INSTRUCTIONS FOR THE TASK
Reproduce each line of the entries that carries "Fachbereiche".

Saved data entries
--------
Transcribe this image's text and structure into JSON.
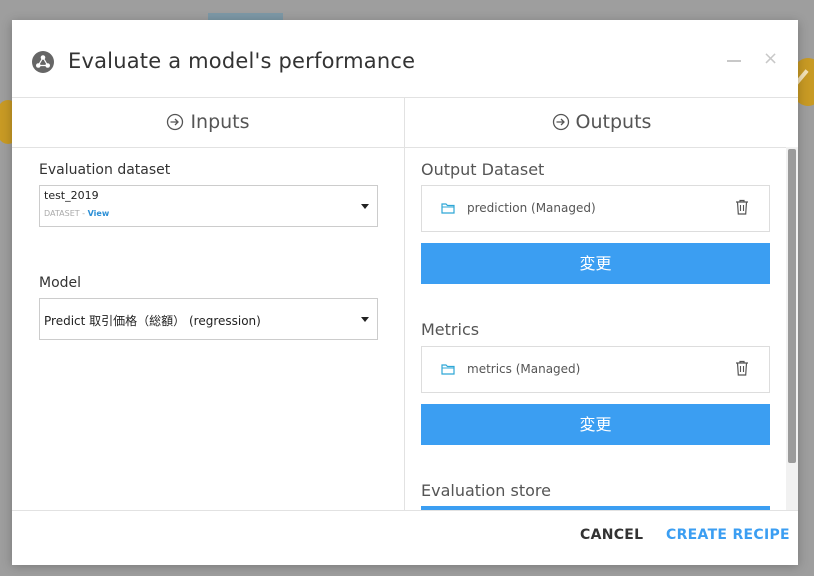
{
  "dialog": {
    "title": "Evaluate a model's performance",
    "minimize_glyph": "−",
    "close_glyph": "×"
  },
  "inputs": {
    "header": "Inputs",
    "evaluation_dataset": {
      "label": "Evaluation dataset",
      "value": "test_2019",
      "type_label": "DATASET",
      "separator": " - ",
      "view_link": "View"
    },
    "model": {
      "label": "Model",
      "value": "Predict 取引価格（総額） (regression)"
    }
  },
  "outputs": {
    "header": "Outputs",
    "output_dataset": {
      "label": "Output Dataset",
      "item": "prediction (Managed)",
      "change_button": "変更"
    },
    "metrics": {
      "label": "Metrics",
      "item": "metrics (Managed)",
      "change_button": "変更"
    },
    "evaluation_store": {
      "label": "Evaluation store"
    }
  },
  "footer": {
    "cancel": "CANCEL",
    "create": "CREATE RECIPE"
  },
  "colors": {
    "accent": "#3b9ef2",
    "folder_icon": "#2fa7d6"
  },
  "icons": [
    "recipe-icon",
    "enter-icon",
    "folder-icon",
    "trash-icon"
  ]
}
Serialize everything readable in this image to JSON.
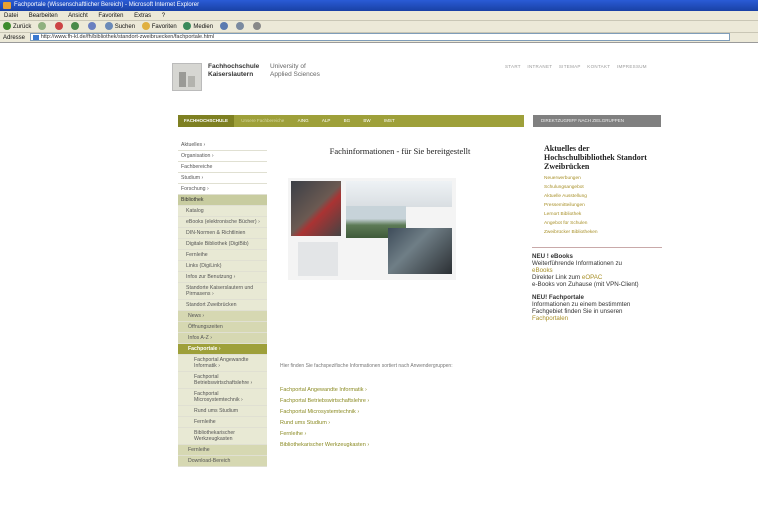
{
  "window": {
    "title": "Fachportale (Wissenschaftlicher Bereich) - Microsoft Internet Explorer"
  },
  "menu": [
    "Datei",
    "Bearbeiten",
    "Ansicht",
    "Favoriten",
    "Extras",
    "?"
  ],
  "toolbar": {
    "back": "Zurück",
    "search": "Suchen",
    "favorites": "Favoriten",
    "media": "Medien"
  },
  "address": {
    "label": "Adresse",
    "url": "http://www.fh-kl.de/fh/bibliothek/standort-zweibruecken/fachportale.html"
  },
  "brand": {
    "line1": "Fachhochschule",
    "line2": "Kaiserslautern",
    "sub1": "University of",
    "sub2": "Applied Sciences"
  },
  "toplinks": [
    "START",
    "INTRANET",
    "SITEMAP",
    "KONTAKT",
    "IMPRESSUM"
  ],
  "mainnav": [
    "FACHHOCHSCHULE",
    "Unsere Fachbereiche",
    "AING",
    "ALP",
    "BG",
    "BW",
    "IMST"
  ],
  "rightnav": "DIREKTZUGRIFF NACH ZIELGRUPPEN",
  "sidebar": [
    {
      "label": "Aktuelles ›",
      "level": "sb"
    },
    {
      "label": "Organisation ›",
      "level": "sb"
    },
    {
      "label": "Fachbereiche",
      "level": "sb"
    },
    {
      "label": "Studium ›",
      "level": "sb"
    },
    {
      "label": "Forschung ›",
      "level": "sb"
    },
    {
      "label": "Bibliothek",
      "level": "hl"
    },
    {
      "label": "Katalog",
      "level": "l1"
    },
    {
      "label": "eBooks (elektronische Bücher) ›",
      "level": "l1"
    },
    {
      "label": "DIN-Normen & Richtlinien",
      "level": "l1"
    },
    {
      "label": "Digitale Bibliothek (DigiBib)",
      "level": "l1"
    },
    {
      "label": "Fernleihe",
      "level": "l1"
    },
    {
      "label": "Links (DigiLink)",
      "level": "l1"
    },
    {
      "label": "Infos zur Benutzung ›",
      "level": "l1"
    },
    {
      "label": "Standorte Kaiserslautern und Pirmasens ›",
      "level": "l1"
    },
    {
      "label": "Standort Zweibrücken",
      "level": "l2"
    },
    {
      "label": "News ›",
      "level": "l2b"
    },
    {
      "label": "Öffnungszeiten",
      "level": "l2b"
    },
    {
      "label": "Infos A-Z ›",
      "level": "l2b"
    },
    {
      "label": "Fachportale ›",
      "level": "l2a"
    },
    {
      "label": "Fachportal Angewandte Informatik ›",
      "level": "l3"
    },
    {
      "label": "Fachportal Betriebswirtschaftslehre ›",
      "level": "l3"
    },
    {
      "label": "Fachportal Microsystemtechnik ›",
      "level": "l3"
    },
    {
      "label": "Rund ums Studium",
      "level": "l3"
    },
    {
      "label": "Fernleihe",
      "level": "l3"
    },
    {
      "label": "Bibliothekarischer Werkzeugkasten",
      "level": "l3"
    },
    {
      "label": "Fernleihe",
      "level": "l2b"
    },
    {
      "label": "Download-Bereich",
      "level": "l2b"
    }
  ],
  "content": {
    "title": "Fachinformationen - für Sie bereitgestellt",
    "intro": "Hier finden Sie fachspezifische Informationen sortiert nach Anwendergruppen:",
    "links": [
      "Fachportal Angewandte Informatik ›",
      "Fachportal Betriebswirtschaftslehre ›",
      "Fachportal Microsystemtechnik ›",
      "Rund ums Studium ›",
      "Fernleihe ›",
      "Bibliothekarischer Werkzeugkasten ›"
    ]
  },
  "right": {
    "heading": "Aktuelles der Hochschulbibliothek Standort Zweibrücken",
    "links": [
      "Neuerwerbungen",
      "Schulungsangebot",
      "Aktuelle Ausstellung",
      "Pressemitteilungen",
      "Lernort Bibliothek",
      "Angebot für Schulen",
      "Zweibrücker Bibliotheken"
    ],
    "ebooks_title": "NEU ! eBooks",
    "ebooks_text1": "Weiterführende Informationen zu",
    "ebooks_link1": "eBooks",
    "ebooks_text2": "Direkter Link zum",
    "ebooks_link2": "eOPAC",
    "ebooks_text3": "e-Books von Zuhause (mit VPN-Client)",
    "fp_title": "NEU! Fachportale",
    "fp_text": "Informationen zu einem bestimmten Fachgebiet finden Sie in unseren",
    "fp_link": "Fachportalen"
  }
}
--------
WRITTEN ANSWER
    "Unsere Fachbereiche",
      "label": "Fachbereiche",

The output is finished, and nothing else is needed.